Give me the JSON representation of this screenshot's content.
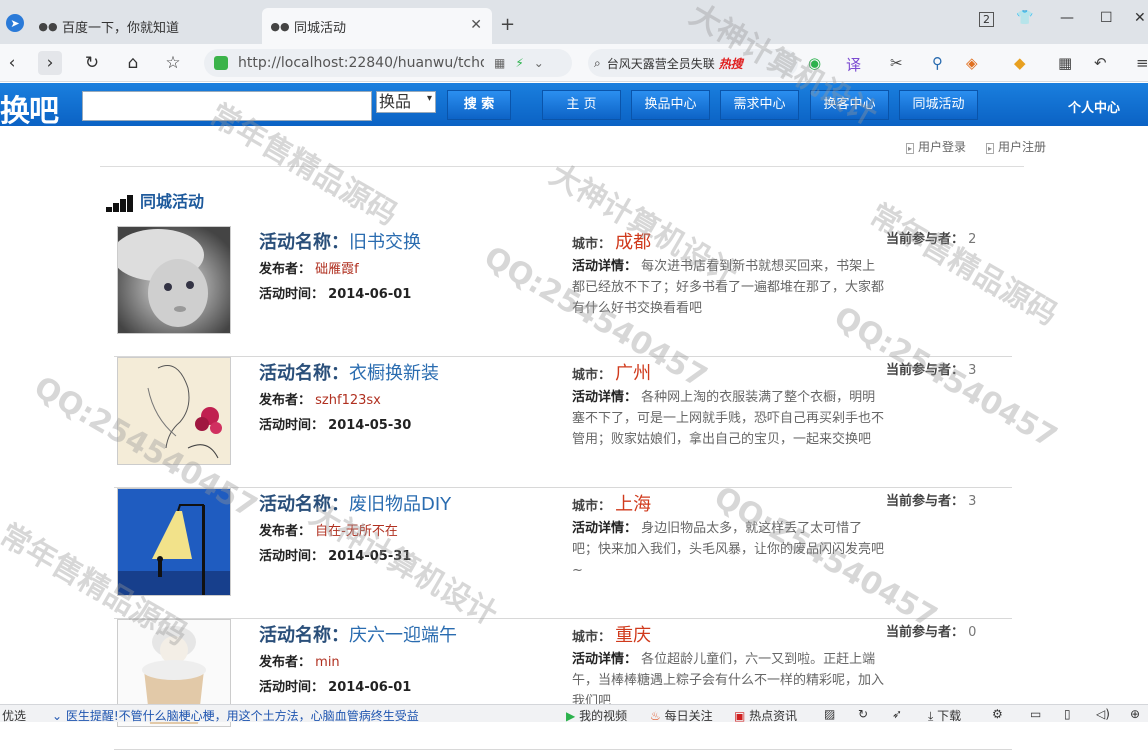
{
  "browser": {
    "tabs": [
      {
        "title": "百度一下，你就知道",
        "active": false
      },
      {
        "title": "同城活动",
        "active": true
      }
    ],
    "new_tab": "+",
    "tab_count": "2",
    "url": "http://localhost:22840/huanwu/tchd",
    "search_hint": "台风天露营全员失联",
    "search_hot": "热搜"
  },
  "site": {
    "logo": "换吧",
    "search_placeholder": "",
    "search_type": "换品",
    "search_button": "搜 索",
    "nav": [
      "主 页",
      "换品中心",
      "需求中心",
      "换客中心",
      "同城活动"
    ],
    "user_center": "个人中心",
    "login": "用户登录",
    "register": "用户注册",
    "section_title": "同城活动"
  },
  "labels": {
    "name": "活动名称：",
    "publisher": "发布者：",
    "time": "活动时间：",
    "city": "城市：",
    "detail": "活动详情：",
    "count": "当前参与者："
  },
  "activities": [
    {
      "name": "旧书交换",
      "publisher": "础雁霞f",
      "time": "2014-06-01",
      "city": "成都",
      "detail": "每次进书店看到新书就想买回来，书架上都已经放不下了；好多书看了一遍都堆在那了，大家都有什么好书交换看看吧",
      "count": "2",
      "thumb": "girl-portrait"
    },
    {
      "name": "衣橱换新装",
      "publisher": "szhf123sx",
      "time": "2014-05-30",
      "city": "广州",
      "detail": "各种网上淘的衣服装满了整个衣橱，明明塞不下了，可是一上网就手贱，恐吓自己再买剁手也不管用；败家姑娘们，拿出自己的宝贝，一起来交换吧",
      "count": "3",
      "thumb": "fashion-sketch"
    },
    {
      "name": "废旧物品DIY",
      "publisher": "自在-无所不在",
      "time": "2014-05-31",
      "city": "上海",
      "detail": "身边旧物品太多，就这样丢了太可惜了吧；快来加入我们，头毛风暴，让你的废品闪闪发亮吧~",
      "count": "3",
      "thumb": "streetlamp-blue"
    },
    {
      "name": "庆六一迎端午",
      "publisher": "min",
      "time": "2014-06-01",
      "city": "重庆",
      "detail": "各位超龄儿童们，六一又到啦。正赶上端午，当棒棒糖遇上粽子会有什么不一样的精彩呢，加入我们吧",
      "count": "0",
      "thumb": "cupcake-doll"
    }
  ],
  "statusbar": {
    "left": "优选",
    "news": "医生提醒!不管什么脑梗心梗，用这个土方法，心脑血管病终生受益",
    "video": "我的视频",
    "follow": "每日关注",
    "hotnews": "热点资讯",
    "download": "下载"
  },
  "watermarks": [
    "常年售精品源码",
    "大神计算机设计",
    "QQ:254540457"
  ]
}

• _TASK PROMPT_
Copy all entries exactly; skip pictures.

• _RESPONSE AREA_
Give me the JSON representation of this screenshot's content.
{
  "browser": {
    "tabs": [
      {
        "title": "百度一下，你就知道",
        "active": false
      },
      {
        "title": "同城活动",
        "active": true
      }
    ],
    "new_tab": "+",
    "tab_count": "2",
    "url": "http://localhost:22840/huanwu/tchd",
    "search_hint": "台风天露营全员失联",
    "search_hot": "热搜"
  },
  "site": {
    "logo": "换吧",
    "search_placeholder": "",
    "search_type": "换品",
    "search_button": "搜 索",
    "nav": [
      "主 页",
      "换品中心",
      "需求中心",
      "换客中心",
      "同城活动"
    ],
    "user_center": "个人中心",
    "login": "用户登录",
    "register": "用户注册",
    "section_title": "同城活动"
  },
  "labels": {
    "name": "活动名称：",
    "publisher": "发布者：",
    "time": "活动时间：",
    "city": "城市：",
    "detail": "活动详情：",
    "count": "当前参与者："
  },
  "activities": [
    {
      "name": "旧书交换",
      "publisher": "础雁霞f",
      "time": "2014-06-01",
      "city": "成都",
      "detail": "每次进书店看到新书就想买回来，书架上都已经放不下了；好多书看了一遍都堆在那了，大家都有什么好书交换看看吧",
      "count": "2",
      "thumb": "girl-portrait"
    },
    {
      "name": "衣橱换新装",
      "publisher": "szhf123sx",
      "time": "2014-05-30",
      "city": "广州",
      "detail": "各种网上淘的衣服装满了整个衣橱，明明塞不下了，可是一上网就手贱，恐吓自己再买剁手也不管用；败家姑娘们，拿出自己的宝贝，一起来交换吧",
      "count": "3",
      "thumb": "fashion-sketch"
    },
    {
      "name": "废旧物品DIY",
      "publisher": "自在-无所不在",
      "time": "2014-05-31",
      "city": "上海",
      "detail": "身边旧物品太多，就这样丢了太可惜了吧；快来加入我们，头毛风暴，让你的废品闪闪发亮吧~",
      "count": "3",
      "thumb": "streetlamp-blue"
    },
    {
      "name": "庆六一迎端午",
      "publisher": "min",
      "time": "2014-06-01",
      "city": "重庆",
      "detail": "各位超龄儿童们，六一又到啦。正赶上端午，当棒棒糖遇上粽子会有什么不一样的精彩呢，加入我们吧",
      "count": "0",
      "thumb": "cupcake-doll"
    }
  ],
  "statusbar": {
    "left": "优选",
    "news": "医生提醒!不管什么脑梗心梗，用这个土方法，心脑血管病终生受益",
    "video": "我的视频",
    "follow": "每日关注",
    "hotnews": "热点资讯",
    "download": "下载"
  },
  "watermarks": [
    "常年售精品源码",
    "大神计算机设计",
    "QQ:254540457"
  ]
}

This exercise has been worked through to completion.